• _Work to be completed_
List each line of the data that holds the string "Byte", please.

• _Supplied entries_

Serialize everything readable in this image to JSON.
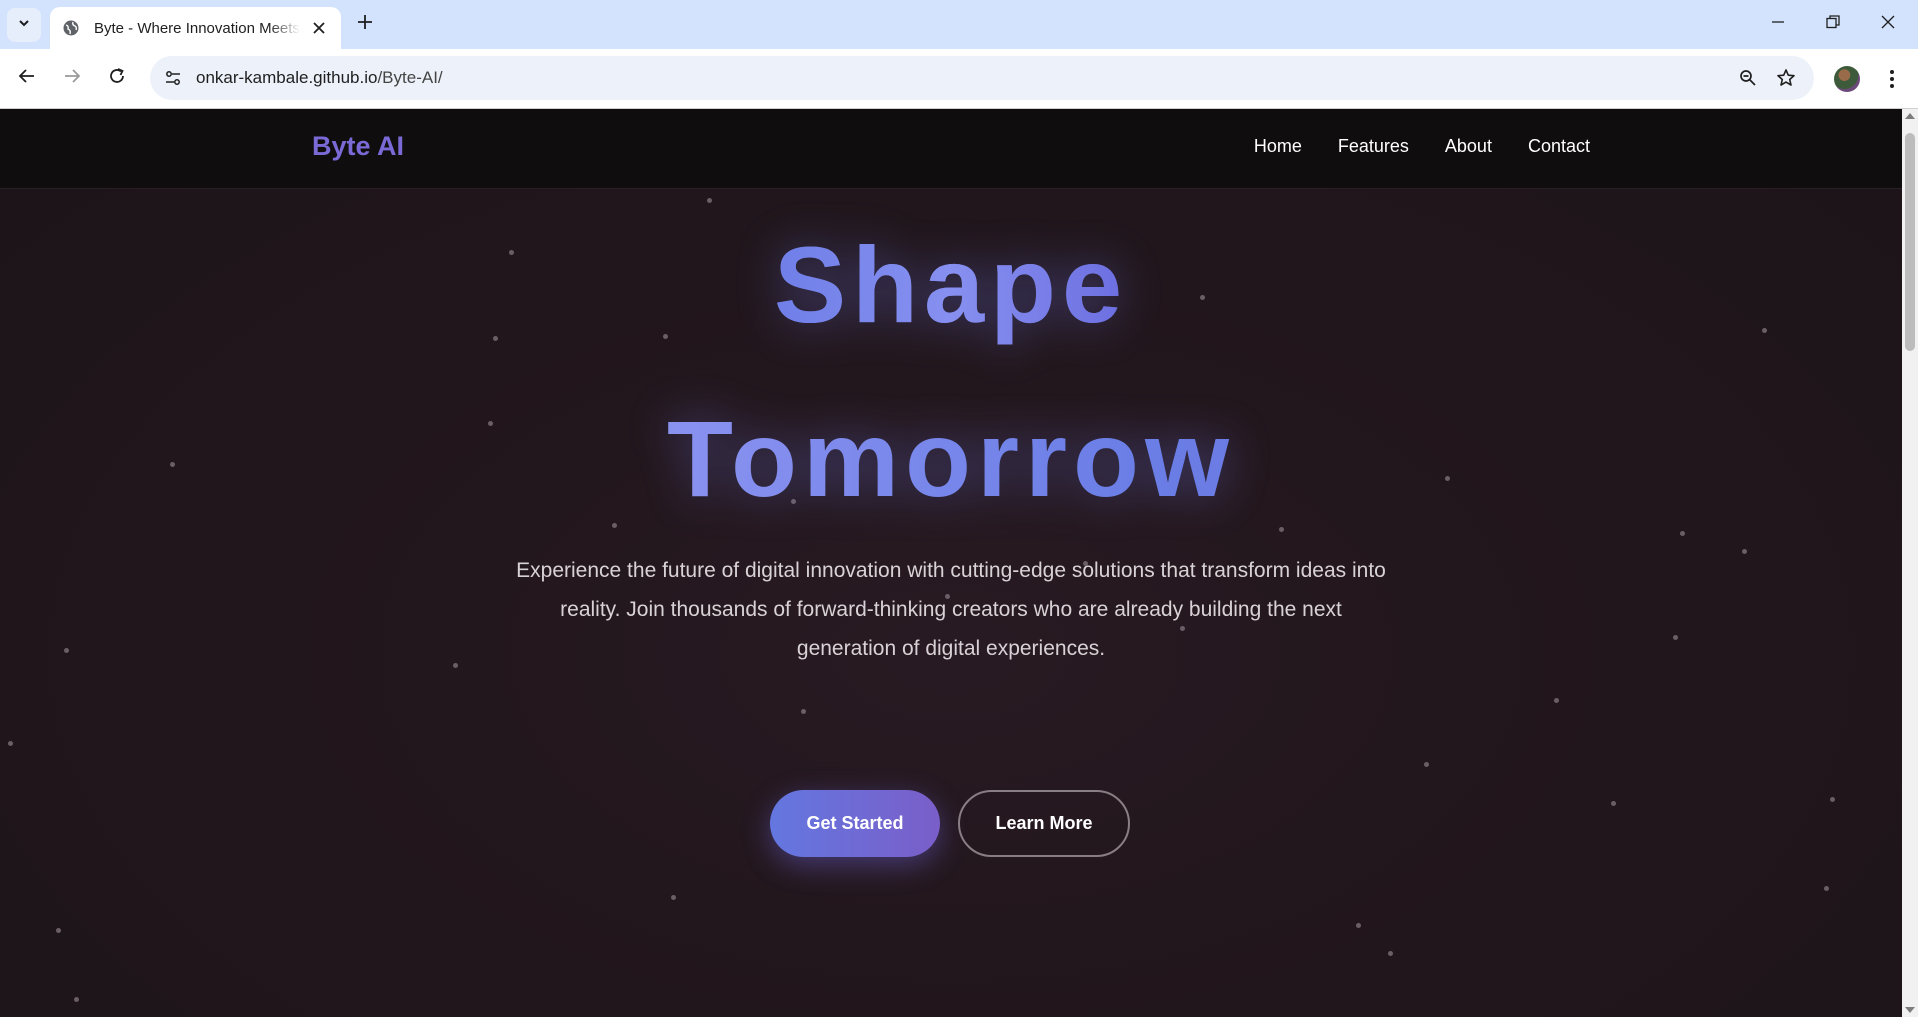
{
  "browser": {
    "tab_title": "Byte - Where Innovation Meets",
    "url_host": "onkar-kambale.github.io",
    "url_path": "/Byte-AI/",
    "icons": [
      "chevron-down-icon",
      "globe-icon",
      "close-icon",
      "plus-icon",
      "minimize-icon",
      "restore-icon",
      "window-close-icon",
      "back-arrow-icon",
      "forward-arrow-icon",
      "reload-icon",
      "site-info-icon",
      "zoom-icon",
      "star-icon",
      "profile-avatar",
      "kebab-menu-icon"
    ]
  },
  "site": {
    "brand": "Byte AI",
    "brand_color": "#7a6ad6",
    "nav": [
      "Home",
      "Features",
      "About",
      "Contact"
    ]
  },
  "hero": {
    "headline_line1": "Shape",
    "headline_line2": "Tomorrow",
    "subtitle_line1": "Experience the future of digital innovation with cutting-edge solutions that transform ideas into",
    "subtitle_line2": "reality. Join thousands of forward-thinking creators who are already building the next",
    "subtitle_line3": "generation of digital experiences.",
    "primary_button": "Get Started",
    "secondary_button": "Learn More",
    "accent_gradient": [
      "#6477e0",
      "#7a5ec9"
    ]
  }
}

• _Exercise result_
    "tab_title": "Byte - Where Innovation Meets",
    "url_path": "/Byte-AI/",
    "brand": "Byte AI",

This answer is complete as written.